It’s just hard to see where the support comes from if the Rangers want to play up-tempo hockey. That’s also true in the forward group. Who are this team’s centers? Mika Zibanejad, Kevin Hayes, David Desharnais (oh yeah, they signed David Desharnais), maybe JT Miller? I dunno how far that gets you.
Zibanejad, by the way, is closing in on an arbitration date and probably wants a lot of money.
The loss of Derek Stepan was obviously a calculated one, but let’s not act like he isn’t a low-end No. 1 or elite No. 2. That’s tough to replace, and it seems like the Rangers didn’t even really try. They’re hoping young guys take a step this year, probably Miller in particular, but things are a little dicey here.
Not so on the wings, where the Rangers have plenty of guys who can play and, more importantly, can skate. I really like their winger group a lot pretty much up and down the roster.
Thing is, though, that this might be the Rangers’ last serious kick at the can as any sort of notable NHL team for a while. We know already that elite-level players just don’t hit unrestricted free agency, and the Rangers only have 11 — eleven! — players signed for 2018-19. Some of the people are are as yet unsigned include RFAs like Miller, Hayes, Skjei, and Jimmy Vesey; players they will have plenty of money and desire to re-sign. But going out the door are Rick Nash and Michael Grabner, guys that aren’t easy to replace. Couple that with a Lundqvist who will be another year older and a lot of the solid answers on this club over the past few years start to dry up quick.
Point is, it’s difficult to assess where the Rangers are headed. How much slack does Alain Vigneault, a good coach with a few unfortunate blind spots, have with management if this team starts to look like it might miss the playoffs? This isn’t exactly an easy division and you have to say the Rangers took a step back this summer. The odds that they lost 10 points or so in the standings aren’t significant, but one or two things go wrong and this starts looking like a non-competitive team in a hurry.
The bigger, overarching question is “What’s this club’s long-term plan in net,” especially since Lundqvist is signed for three seasons after the coming one at $8.5 million? Let’s acknowledge here their goaltending pipeline is stacked, but how much that helps the club in the next, say, three years is probably minimal.
The good news is that most of the good players already on the roster are in their mid- or late-20s, which buys them some time on the back end of a rebuild-on-the-fly. But it’s pretty reasonable to have a lot of concerns about this team’s chances to be anything other than a first-round bounce-out at best over the next two seasons.
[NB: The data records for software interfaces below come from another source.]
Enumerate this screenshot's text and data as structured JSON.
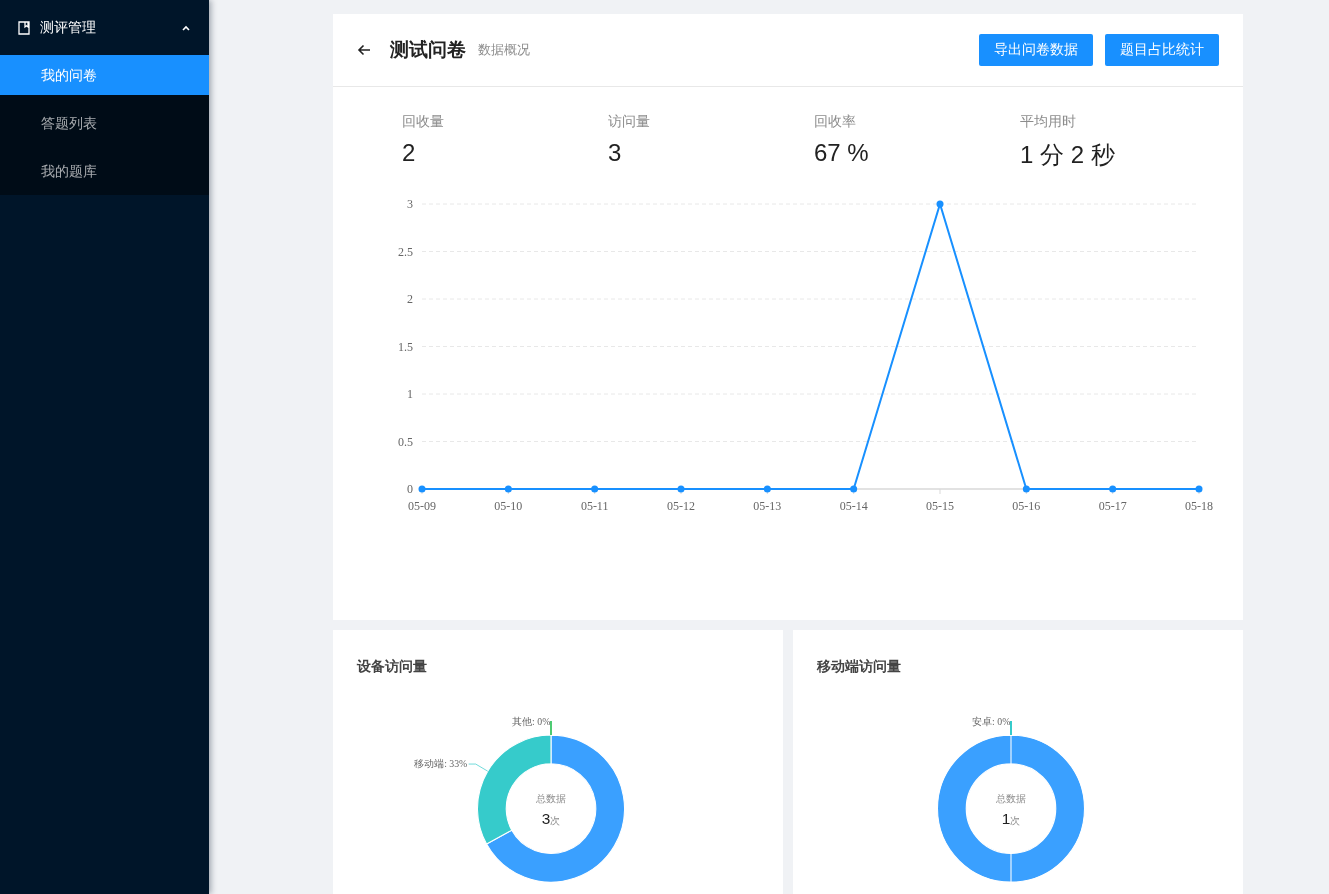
{
  "sidebar": {
    "group": {
      "label": "测评管理",
      "expanded": true
    },
    "items": [
      {
        "label": "我的问卷",
        "selected": true
      },
      {
        "label": "答题列表",
        "selected": false
      },
      {
        "label": "我的题库",
        "selected": false
      }
    ]
  },
  "header": {
    "title": "测试问卷",
    "subtitle": "数据概况",
    "buttons": [
      "导出问卷数据",
      "题目占比统计"
    ]
  },
  "stats": [
    {
      "label": "回收量",
      "value": "2"
    },
    {
      "label": "访问量",
      "value": "3"
    },
    {
      "label": "回收率",
      "value": "67 %"
    },
    {
      "label": "平均用时",
      "value": "1 分 2 秒"
    }
  ],
  "trend": {
    "chart_data": {
      "type": "line",
      "categories": [
        "05-09",
        "05-10",
        "05-11",
        "05-12",
        "05-13",
        "05-14",
        "05-15",
        "05-16",
        "05-17",
        "05-18"
      ],
      "ylim": [
        0,
        3
      ],
      "yticks": [
        0,
        {
          "value": 0.5,
          "label": "0.5"
        },
        1,
        {
          "value": 1.5,
          "label": "1.5"
        },
        2,
        {
          "value": 2.5,
          "label": "2.5"
        },
        3
      ],
      "grid": true,
      "series": [
        {
          "color": "#1890ff",
          "marker": true,
          "values": [
            0,
            0,
            0,
            0,
            0,
            0,
            3,
            0,
            0,
            0
          ]
        }
      ]
    }
  },
  "donuts": [
    {
      "title": "设备访问量",
      "center_label": "总数据",
      "total": "3",
      "unit": "次",
      "slices": [
        {
          "kind": "remainder",
          "color": "#3aa0ff"
        },
        {
          "kind": "labeled",
          "name": "移动端:",
          "percent": "33%",
          "color": "#36cbcb"
        },
        {
          "kind": "labeled",
          "name": "其他:",
          "percent": "0%",
          "color": "#4ecb73"
        }
      ]
    },
    {
      "title": "移动端访问量",
      "center_label": "总数据",
      "total": "1",
      "unit": "次",
      "slices": [
        {
          "kind": "remainder",
          "color": "#3aa0ff"
        },
        {
          "kind": "labeled",
          "name": "安卓:",
          "percent": "0%",
          "color": "#36cbcb"
        }
      ]
    }
  ]
}
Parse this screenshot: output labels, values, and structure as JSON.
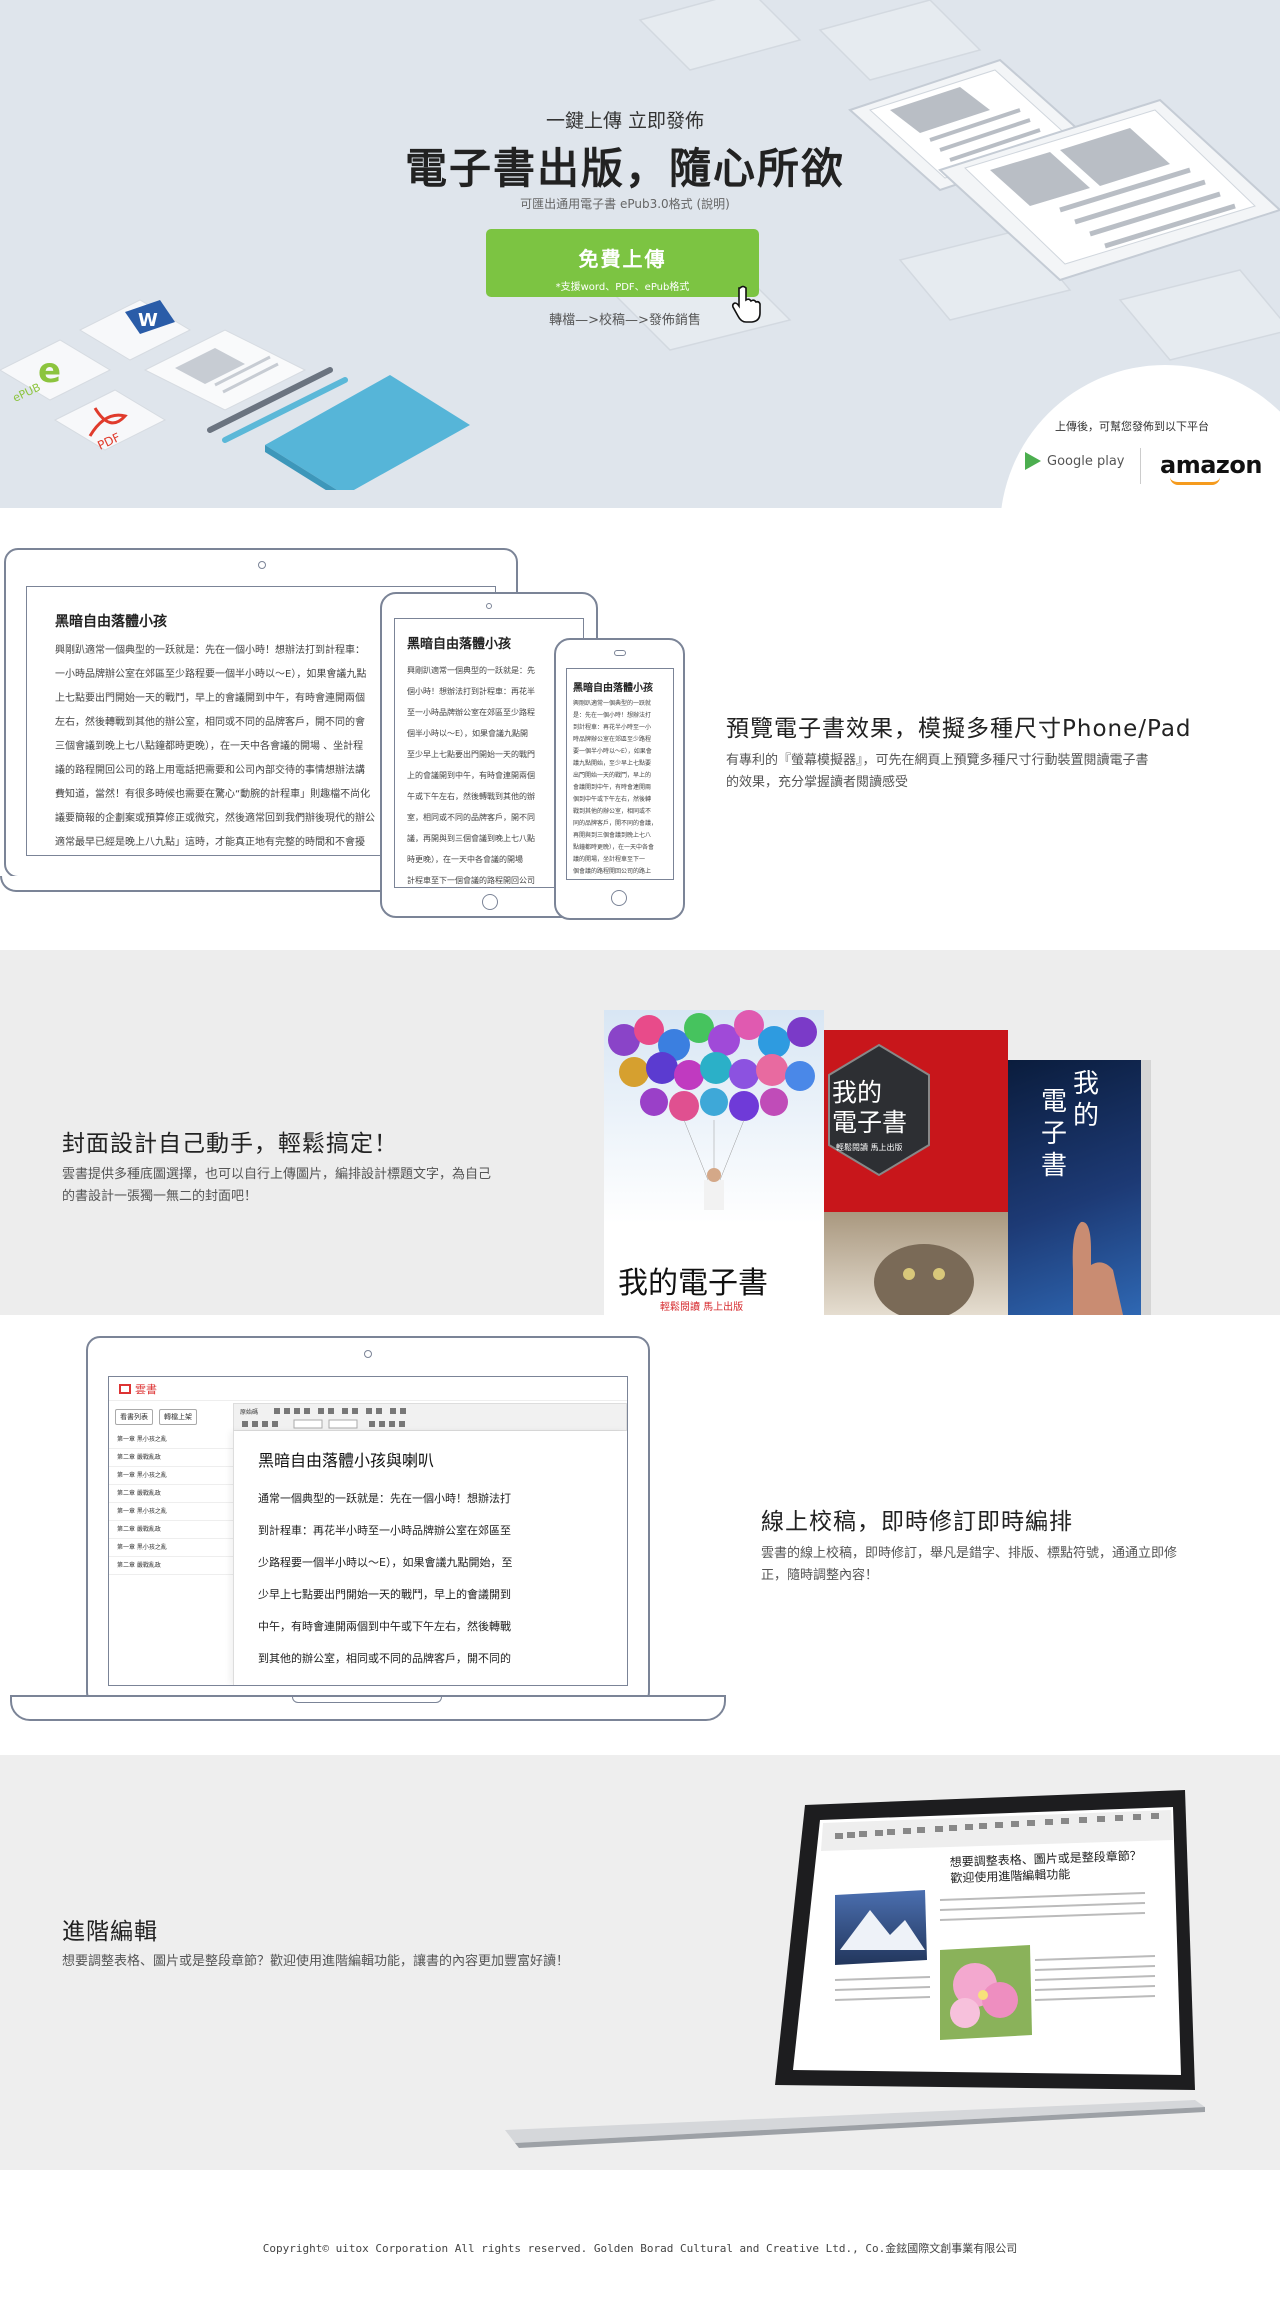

Which, if you’re rebuilding — on-the-fly or otherwise — might not be that helpful. Picking in the mid-teens, whether you barely make the playoffs or barely miss them, doesn’t get you high-level talent. Last summer, Corey Pronman had the Rangers’ farm system as 28th in the league. You don’t improve on that much if you’re picking 16th, but you don’t get much better with a total talent sell-off. Which isn’t going to happen because that’s not what the Rangers do.
So it’s a tough situation overall, and it’s mostly because there might not be another choice for this franchise in particular.